point is, I have a lot of work to do. Do you suggest a 5x5, Xen…? I am not lean, I weigh about 195 @ 5’ 11", I am bulking up to 205 and it will take me about a year if I did my math right. Right now I’m doin g about 15 chinups without weight and will add on some weight now that I’m strength training. Any advice would be great (I’m broke right now, college, so I can’t buy dvds… but I can download them, heh.)

yes you can do something similar… as always the program itself is kind of a moot point just get stronger but there’s always things that will be better for you specifically.

I’d reccomend going through a few Alwyn Cosgrove articles on fatloss, can’t remember which ones specifically off the top of my head…

Anyway in your situation, maintain (and increase some) strength through lifting and use (primarily) your diet to get leaner. I’d sprinkle in some sprints and metabolic conditioning (complexes, circuits, etc) once or twice a week to increase your metabolism. Overall just raising your energy expenditures during the day (morning walk, evening walk, take the stairs instead of elevator) can do a lot as well considering you’re not lean but you’re not super duper fat either.

you know that getting ‘shredded’ is primarily diet. Depending how quickly you’d like to get lower bodyfat determines what you should do.

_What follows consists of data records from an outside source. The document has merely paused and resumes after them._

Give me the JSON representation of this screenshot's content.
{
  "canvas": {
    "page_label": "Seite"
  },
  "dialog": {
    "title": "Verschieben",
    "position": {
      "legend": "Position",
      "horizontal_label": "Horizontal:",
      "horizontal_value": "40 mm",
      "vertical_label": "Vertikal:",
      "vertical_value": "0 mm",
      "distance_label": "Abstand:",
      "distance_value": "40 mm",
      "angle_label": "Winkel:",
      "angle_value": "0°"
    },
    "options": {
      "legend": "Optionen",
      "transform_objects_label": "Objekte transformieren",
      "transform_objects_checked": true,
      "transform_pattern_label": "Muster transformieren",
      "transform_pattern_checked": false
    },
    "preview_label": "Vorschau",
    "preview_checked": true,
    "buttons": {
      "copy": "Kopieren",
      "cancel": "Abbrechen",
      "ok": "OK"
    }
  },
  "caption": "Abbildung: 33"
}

Depends on your current strength levels as well, how long you’ve been lifting, and few other factors.

sits in psychiatrist chair

…so…tell me about yourself.